[RECORDED DATA — start]

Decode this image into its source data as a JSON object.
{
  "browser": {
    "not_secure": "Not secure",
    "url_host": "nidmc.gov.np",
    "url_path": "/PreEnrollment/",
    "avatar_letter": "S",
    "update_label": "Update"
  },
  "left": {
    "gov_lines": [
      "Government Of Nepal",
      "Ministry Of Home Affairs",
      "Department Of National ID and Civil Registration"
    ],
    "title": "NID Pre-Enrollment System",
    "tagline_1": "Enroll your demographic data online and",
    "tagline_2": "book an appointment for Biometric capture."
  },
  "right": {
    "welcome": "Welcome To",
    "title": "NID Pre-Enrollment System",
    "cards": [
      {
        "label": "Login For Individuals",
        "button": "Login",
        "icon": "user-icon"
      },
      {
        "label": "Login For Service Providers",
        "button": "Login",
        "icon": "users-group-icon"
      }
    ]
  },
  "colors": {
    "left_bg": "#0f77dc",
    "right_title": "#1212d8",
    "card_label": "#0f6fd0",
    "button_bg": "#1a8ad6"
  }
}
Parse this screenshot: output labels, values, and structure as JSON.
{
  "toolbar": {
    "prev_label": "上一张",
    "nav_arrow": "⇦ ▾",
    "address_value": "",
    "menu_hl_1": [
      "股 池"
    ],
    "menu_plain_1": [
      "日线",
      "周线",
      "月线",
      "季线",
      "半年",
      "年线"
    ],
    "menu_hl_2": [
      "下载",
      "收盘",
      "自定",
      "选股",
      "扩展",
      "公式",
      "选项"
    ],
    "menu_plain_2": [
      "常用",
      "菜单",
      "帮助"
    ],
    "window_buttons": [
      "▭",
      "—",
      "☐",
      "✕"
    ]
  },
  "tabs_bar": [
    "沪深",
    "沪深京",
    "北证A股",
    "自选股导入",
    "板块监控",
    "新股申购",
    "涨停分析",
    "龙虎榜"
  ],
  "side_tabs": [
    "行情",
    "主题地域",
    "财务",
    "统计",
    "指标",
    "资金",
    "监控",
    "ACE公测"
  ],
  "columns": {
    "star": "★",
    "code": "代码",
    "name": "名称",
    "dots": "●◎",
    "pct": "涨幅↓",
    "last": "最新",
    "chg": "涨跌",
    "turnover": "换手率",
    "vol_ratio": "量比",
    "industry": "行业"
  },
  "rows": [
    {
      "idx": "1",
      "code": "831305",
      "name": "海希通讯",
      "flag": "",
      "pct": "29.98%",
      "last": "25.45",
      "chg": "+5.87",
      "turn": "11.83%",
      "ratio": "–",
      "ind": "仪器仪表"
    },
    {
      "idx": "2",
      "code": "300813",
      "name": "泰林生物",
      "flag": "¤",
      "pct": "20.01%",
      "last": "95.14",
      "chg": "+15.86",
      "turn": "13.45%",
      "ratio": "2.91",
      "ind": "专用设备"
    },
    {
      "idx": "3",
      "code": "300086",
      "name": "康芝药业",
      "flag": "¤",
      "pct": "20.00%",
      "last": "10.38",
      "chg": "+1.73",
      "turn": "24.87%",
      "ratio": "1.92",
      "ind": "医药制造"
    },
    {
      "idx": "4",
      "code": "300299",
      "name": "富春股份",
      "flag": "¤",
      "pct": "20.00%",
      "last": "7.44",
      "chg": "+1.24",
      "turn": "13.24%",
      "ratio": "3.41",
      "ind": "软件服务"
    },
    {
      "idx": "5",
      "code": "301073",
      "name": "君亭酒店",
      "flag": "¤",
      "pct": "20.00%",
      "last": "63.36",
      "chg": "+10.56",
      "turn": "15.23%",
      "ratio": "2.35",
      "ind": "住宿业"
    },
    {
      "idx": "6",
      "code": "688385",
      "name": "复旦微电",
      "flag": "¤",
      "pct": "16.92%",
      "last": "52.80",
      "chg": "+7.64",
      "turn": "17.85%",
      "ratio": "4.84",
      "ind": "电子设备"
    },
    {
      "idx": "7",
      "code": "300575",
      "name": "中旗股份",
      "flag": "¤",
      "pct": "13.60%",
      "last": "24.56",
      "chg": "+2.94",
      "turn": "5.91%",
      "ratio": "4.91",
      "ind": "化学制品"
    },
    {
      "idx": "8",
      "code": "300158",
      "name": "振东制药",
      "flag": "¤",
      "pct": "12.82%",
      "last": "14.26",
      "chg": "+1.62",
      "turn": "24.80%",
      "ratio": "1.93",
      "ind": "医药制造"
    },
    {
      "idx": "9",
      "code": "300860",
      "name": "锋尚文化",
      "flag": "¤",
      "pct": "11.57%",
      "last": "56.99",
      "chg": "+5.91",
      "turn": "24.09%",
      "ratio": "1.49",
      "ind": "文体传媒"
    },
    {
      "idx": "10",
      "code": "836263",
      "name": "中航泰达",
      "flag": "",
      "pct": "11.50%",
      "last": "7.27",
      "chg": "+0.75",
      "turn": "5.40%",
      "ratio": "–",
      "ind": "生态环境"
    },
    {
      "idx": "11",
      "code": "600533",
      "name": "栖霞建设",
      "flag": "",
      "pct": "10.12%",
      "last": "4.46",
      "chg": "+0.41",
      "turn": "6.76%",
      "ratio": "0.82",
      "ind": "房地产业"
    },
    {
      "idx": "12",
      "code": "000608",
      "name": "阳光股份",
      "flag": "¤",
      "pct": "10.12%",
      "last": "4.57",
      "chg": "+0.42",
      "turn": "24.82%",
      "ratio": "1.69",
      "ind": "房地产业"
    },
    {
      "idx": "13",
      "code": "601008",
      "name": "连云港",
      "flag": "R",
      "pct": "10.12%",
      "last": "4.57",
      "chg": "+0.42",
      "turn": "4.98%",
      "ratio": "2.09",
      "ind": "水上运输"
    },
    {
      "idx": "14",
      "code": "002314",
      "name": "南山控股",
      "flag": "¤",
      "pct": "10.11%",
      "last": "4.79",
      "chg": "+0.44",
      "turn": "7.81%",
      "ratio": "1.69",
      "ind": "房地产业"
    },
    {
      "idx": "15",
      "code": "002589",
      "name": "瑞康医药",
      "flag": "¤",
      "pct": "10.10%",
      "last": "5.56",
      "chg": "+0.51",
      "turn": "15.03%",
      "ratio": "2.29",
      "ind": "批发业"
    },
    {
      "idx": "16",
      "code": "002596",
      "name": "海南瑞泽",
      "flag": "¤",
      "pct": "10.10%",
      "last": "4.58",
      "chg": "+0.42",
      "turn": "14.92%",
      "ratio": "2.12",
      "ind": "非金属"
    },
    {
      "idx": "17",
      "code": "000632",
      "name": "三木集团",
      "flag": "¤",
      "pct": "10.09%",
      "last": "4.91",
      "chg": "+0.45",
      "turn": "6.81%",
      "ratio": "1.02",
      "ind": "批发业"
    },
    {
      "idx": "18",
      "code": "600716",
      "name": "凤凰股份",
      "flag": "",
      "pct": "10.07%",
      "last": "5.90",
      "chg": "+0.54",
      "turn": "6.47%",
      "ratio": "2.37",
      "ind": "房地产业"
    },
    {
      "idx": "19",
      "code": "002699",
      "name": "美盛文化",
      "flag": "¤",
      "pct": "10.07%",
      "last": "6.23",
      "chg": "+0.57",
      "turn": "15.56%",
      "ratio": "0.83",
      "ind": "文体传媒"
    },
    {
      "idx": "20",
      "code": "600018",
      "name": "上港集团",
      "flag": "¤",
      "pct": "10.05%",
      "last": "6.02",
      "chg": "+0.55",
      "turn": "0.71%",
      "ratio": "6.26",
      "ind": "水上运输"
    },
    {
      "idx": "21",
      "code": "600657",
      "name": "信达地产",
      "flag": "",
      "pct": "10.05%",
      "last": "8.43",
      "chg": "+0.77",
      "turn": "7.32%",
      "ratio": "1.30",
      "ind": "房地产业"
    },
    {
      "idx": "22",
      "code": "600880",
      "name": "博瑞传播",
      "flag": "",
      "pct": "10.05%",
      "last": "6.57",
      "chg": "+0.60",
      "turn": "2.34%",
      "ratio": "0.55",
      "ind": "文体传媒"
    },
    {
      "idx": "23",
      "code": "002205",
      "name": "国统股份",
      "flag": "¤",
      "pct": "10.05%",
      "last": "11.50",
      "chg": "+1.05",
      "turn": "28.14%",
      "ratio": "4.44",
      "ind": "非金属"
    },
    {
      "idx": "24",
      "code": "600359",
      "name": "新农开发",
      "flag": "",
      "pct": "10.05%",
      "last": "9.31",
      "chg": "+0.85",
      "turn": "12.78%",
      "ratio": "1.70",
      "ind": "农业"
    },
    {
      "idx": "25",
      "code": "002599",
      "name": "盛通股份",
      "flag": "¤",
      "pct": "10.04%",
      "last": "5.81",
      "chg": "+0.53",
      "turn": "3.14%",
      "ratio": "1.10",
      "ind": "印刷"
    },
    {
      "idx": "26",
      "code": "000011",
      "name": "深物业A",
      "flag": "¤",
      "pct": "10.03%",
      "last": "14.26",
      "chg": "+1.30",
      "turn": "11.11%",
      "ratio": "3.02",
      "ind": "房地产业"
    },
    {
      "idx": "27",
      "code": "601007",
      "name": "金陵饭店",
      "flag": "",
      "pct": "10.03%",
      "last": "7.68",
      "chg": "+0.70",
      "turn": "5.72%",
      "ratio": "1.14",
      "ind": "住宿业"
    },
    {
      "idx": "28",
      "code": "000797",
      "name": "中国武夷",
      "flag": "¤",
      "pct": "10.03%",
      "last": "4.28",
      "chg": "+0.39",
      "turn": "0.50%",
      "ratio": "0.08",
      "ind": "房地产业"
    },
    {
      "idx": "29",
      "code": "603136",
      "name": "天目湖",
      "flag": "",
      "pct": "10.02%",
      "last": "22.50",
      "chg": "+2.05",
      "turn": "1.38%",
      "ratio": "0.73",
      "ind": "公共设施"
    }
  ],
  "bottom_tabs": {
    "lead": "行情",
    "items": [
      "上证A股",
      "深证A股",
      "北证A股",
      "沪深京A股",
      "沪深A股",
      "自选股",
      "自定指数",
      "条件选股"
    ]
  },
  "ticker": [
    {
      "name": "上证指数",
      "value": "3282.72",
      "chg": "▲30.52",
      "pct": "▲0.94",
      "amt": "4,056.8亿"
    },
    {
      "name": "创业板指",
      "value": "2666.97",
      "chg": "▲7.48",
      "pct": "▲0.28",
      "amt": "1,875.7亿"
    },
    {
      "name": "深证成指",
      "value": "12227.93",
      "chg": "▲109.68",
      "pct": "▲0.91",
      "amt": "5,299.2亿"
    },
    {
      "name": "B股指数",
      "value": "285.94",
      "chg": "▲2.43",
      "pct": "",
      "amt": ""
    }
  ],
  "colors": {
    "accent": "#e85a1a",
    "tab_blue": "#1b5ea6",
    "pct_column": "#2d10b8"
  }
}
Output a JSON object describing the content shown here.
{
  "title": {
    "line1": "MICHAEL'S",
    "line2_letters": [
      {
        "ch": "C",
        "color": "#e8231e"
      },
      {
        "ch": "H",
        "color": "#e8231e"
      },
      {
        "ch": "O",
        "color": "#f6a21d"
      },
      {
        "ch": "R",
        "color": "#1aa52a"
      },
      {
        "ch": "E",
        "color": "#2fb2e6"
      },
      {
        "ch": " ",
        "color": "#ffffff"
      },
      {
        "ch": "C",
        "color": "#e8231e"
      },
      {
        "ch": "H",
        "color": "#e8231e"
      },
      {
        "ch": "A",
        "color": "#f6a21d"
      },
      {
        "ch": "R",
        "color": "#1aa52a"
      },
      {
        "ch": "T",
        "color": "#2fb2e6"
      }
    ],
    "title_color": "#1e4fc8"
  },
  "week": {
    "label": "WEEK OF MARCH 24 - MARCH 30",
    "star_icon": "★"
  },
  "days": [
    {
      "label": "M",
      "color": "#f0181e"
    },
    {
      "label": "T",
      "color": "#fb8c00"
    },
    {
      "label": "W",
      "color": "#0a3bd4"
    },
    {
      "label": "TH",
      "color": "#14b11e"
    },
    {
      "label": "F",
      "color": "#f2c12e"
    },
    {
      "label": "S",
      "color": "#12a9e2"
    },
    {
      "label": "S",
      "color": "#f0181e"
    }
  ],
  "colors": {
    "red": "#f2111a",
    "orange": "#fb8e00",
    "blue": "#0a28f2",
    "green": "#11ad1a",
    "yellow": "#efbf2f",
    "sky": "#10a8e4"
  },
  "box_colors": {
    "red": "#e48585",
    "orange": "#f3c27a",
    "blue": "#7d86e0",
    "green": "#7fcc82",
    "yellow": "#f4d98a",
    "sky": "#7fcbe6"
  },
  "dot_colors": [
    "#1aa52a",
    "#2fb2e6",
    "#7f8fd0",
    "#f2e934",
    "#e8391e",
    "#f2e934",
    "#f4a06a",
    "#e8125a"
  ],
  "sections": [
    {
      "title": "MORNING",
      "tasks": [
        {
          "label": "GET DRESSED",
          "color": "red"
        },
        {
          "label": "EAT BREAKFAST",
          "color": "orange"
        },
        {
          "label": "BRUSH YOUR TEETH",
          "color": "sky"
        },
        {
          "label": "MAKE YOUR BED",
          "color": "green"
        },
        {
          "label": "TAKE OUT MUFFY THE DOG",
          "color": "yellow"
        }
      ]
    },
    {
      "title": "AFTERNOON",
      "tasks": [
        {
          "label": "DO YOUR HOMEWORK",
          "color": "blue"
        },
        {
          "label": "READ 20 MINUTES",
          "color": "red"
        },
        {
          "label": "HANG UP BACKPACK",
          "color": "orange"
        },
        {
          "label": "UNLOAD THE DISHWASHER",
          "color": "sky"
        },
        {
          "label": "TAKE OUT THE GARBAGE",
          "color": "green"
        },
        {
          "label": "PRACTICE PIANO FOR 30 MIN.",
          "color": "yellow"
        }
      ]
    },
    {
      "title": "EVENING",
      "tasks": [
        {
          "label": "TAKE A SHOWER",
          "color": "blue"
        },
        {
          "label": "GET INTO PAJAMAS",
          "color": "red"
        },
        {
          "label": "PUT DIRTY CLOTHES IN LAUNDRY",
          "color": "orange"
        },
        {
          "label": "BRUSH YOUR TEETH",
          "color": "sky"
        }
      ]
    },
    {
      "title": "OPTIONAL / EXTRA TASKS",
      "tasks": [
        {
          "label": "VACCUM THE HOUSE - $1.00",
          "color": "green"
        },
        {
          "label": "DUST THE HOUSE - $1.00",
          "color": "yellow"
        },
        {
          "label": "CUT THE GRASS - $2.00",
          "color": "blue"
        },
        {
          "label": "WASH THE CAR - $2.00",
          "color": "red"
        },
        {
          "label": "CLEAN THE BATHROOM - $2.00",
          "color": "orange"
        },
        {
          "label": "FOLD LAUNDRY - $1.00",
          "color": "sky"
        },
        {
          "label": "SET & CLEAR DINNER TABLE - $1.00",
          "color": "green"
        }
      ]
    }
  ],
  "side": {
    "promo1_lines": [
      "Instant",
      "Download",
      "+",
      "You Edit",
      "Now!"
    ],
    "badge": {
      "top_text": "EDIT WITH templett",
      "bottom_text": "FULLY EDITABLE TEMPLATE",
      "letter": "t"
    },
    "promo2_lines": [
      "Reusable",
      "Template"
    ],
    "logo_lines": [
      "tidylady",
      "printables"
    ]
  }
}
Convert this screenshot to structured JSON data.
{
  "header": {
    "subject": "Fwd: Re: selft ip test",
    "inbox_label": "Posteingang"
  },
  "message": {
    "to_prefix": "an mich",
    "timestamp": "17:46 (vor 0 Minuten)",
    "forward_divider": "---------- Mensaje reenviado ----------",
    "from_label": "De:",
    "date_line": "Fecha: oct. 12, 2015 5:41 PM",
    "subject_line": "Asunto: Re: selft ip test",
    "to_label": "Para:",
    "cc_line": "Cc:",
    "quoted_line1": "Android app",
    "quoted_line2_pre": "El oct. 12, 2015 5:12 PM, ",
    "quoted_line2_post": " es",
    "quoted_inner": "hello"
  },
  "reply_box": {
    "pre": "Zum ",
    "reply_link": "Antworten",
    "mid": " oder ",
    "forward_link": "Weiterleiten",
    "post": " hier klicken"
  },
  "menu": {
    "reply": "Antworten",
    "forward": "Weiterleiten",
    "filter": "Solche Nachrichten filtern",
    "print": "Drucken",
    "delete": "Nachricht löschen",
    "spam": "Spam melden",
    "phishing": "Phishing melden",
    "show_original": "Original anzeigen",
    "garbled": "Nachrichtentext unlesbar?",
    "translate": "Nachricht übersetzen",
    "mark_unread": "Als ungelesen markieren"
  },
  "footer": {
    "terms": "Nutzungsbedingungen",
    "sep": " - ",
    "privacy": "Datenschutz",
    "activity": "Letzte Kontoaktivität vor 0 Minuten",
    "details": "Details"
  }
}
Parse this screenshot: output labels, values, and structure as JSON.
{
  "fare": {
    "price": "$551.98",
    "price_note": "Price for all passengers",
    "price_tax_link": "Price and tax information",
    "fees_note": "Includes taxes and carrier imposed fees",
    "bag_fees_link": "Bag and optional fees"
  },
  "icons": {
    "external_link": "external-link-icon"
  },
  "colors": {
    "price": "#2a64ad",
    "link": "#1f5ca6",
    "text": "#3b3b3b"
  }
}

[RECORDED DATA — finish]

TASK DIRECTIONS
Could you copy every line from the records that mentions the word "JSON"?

EXERCISE RESULT
Decode this image into its source data as a JSON object.
Parse this screenshot: output labels, values, and structure as JSON.
Output a JSON object describing the content shown here.
Convert this screenshot to structured JSON data.
Parse this screenshot: output labels, values, and structure as JSON.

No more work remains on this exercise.